Eczema, also known as atopic dermatitis, is more than just a skin condition. It’s an indication that there’s a problem with your immune system. Eczema is said to be one of the main signs of allergy during the first days of life, with almost three out of every four children with early eczema developing asthma or hay fever later on.

The beneficial bacteria in your gut have been found to help prevent allergies. They train your immune system to distinguish between friend and foe substances and to respond appropriately. This may be one reason why they also appear to reduce eczema. Researchers have found that infants receiving probiotic supplements are half as likely to develop skin conditions.

At birth the human gastrointestinal tract is sterile. Babies get their first ‘inoculation’ of gut flora from the birth canal during childbirth. In the first days, months and years of life, a rapid colonisation of bacteria occurs until a stable indigenous gut microflora is established. Breastfeeding protects babies and assists in providing healthy gut flora, which is why it’s so crucial to your child’s health. No infant formulas can match this natural process.

The greatest benefit from probiotics, at least in terms of eczema, happens very early on in life. The preventive effect appears to be established within the first three months after birth, although it seems to be sustained during the first two years to a lesser extent.

This means that it’s essential for your baby to receive plenty of beneficial bacteria from the start, continuing through childhood and into adulthood.

Eczema appearing in adulthood is far less common and with each individual the rashes differ. Eczema may vary from very mild to severe, particularly with those individuals suffering from a dry, sensitive skin.

Eczema is extremely itchy and sufferers often scratch their skin until they draw blood, further aggravating the condition. When this happens, more inflammation and itching occur. This is called the itch-scratch cycle.

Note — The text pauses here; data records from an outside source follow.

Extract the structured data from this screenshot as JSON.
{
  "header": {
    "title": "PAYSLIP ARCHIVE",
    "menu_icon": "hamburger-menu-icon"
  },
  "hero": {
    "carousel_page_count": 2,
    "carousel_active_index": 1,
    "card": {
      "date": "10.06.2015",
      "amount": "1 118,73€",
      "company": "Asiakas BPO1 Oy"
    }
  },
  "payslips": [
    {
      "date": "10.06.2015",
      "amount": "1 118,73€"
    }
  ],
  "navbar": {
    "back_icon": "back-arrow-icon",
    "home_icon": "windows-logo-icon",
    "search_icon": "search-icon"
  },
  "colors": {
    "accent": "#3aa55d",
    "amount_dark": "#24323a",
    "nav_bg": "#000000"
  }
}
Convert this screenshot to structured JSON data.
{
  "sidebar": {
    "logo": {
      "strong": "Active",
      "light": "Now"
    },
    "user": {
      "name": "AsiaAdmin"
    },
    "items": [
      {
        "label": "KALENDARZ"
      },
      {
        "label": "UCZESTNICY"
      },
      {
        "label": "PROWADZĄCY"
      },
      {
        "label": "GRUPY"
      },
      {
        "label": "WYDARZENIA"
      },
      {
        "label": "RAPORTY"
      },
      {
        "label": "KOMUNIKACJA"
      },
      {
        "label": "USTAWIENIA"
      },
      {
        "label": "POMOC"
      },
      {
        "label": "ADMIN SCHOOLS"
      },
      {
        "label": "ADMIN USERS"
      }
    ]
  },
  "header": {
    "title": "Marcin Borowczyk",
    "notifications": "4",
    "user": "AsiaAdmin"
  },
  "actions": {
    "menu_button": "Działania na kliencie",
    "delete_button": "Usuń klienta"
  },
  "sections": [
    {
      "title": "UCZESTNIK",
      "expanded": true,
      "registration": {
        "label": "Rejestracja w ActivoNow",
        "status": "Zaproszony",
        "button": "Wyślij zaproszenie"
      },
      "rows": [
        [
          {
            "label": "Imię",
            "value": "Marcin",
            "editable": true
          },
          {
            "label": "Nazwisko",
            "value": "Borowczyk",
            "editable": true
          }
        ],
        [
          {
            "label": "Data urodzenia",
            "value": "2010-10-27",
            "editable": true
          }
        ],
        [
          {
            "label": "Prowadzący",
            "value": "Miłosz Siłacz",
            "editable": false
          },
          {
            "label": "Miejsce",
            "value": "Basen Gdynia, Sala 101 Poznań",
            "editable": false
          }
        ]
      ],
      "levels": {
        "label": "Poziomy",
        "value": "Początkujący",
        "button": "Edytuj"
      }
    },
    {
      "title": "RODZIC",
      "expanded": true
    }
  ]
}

The areas that are effected are often dry, thickened or scaly. In fair-skinned individuals, these areas may at first appear red an often turn brown. In darker skinned individuals, eczema will usually affect pigmentation, making the area that is affected either darker or lighter.

In infants the condition can be quite alarming. The itchy rash can produce a nasty discharge that may lead to crusting, usually on the scalp and face, but the rash and parches can by anywhere on the body.

Eczema is not contagious and therefore does not spread from person to person. In many instances, eczema is manageable, but there is no cure.

The word eczema originates from the Greek, which means effervesce or to bubble over.


‘Prevention is better than cure’ holds true when it comes to eczema. Regular moisturising is important for dry skin, especially during the dry, cold winter months. It prevents skin from cracking, which may lead to eczema and psoriasis. Substances such as washing powders, creams, cosmetics or even certain fabrics rubbing against the delicate skin may cause flare ups. Extreme temperatures also play a part in causing eczema. Severely cold weather can be very harsh on the skin, as well as excessively hot weather, where we tend to perspire more than usual.

Animals can also trigger allergic reactions, as can stress, colds and upper respiratory infections. Foods that are triggers should also be avoided.


Ask a pediatrician, dermatologist, healthcare professional or pharmacist to assist with a diagnosis. This is especially important in the case of babies and young children.

Many individuals who have eczema also have other allergies. Your general practitioner may want to conduct allergy testing to ascertain what the irritants and triggers are.


Most of the creams prescribed for eczema are applied when the skin is damp, as this helps it retain as much moisture as possible. It’s important to moisturise correctly with well-formulated creams to relieve and prevent the dryness and itching which can lead to infection. Corticosteroids are often prescribed to lessen the inflammation.

Should the affected area become infected, antibiotic creams are used to deal with the infection and in severe cases, oral antibiotics may be used.

Severe itching can by soothed and reduced by using antihistamines or coal tar treatments. Phototherapy, where ultraviolet light is directed onto the affected area, can also bear positive results. Sunlight itself often has an amazing healing effect on eczema and regular exposure may just do the trick.

Topical immunomodulators are prescribed for the treatment of mild to moderate eczema. These are skin creams that work by altering the immune system’s response to allergens.

While there’s no cure for eczema, it can be managed effectively, either by avoiding certain situations and products or with medical treatment. Ask your general practitioner or pharmacist about the best treatment going forward.